On Fri, 14 Jun 2013 13:47:43 -0600, Joe Niederberger <email@example.com> wrote:
>> My final thoughts on this is that visualizations are an exciting part >> of the product, but they are not part of the ingredients. > > See "The World of Blind Mathematcians": > http://www.ams.org/notices/200210/comm-morin.pdf > > Even so, a lot of the famous blind mathematicians seem to think > visually. From the article: > "Far from detracting from his extraordinary visualization ability, > Morin's blindness may have enhanced it."
When I was a sprout, in graduate school, I read journal articles into a tape recorder for Norberto Salinas, who is mentioned in the article Joe links to above. Our association lasted for two years, and ended when I completed my degree and left the University of Kansas, so I got to know him fairly well.

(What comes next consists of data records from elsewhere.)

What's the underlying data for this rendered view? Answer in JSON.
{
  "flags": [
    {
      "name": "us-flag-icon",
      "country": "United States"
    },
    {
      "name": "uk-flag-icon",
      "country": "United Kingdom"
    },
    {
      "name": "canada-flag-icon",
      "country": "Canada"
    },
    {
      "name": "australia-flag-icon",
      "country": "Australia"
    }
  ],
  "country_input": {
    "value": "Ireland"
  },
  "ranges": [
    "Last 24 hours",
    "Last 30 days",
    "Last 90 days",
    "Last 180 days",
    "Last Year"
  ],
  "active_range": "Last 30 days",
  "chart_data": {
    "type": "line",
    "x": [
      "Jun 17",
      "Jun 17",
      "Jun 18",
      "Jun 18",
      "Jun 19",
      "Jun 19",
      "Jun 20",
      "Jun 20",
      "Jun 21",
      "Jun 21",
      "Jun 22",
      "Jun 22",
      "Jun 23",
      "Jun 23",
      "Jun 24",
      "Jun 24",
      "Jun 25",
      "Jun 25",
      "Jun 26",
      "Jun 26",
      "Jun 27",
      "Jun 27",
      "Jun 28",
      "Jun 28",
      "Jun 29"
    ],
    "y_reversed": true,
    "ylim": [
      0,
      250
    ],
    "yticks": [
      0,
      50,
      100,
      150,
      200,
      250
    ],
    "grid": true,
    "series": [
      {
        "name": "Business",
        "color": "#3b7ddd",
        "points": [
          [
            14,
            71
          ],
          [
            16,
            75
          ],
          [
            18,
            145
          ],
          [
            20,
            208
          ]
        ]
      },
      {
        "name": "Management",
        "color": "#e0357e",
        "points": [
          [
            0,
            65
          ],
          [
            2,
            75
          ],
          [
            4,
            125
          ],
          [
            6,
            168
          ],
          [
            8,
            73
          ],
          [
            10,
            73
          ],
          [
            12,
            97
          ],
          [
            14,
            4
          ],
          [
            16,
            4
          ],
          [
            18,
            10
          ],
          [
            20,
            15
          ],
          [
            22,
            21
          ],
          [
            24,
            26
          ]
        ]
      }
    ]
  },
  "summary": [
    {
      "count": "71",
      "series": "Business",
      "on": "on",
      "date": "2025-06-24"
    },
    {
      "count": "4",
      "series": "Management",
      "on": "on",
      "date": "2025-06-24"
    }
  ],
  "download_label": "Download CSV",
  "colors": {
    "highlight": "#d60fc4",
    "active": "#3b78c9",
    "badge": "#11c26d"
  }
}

He credited his loss of his sight, not with enhancing his visualization ability, but with enhancing his powers of abstraction.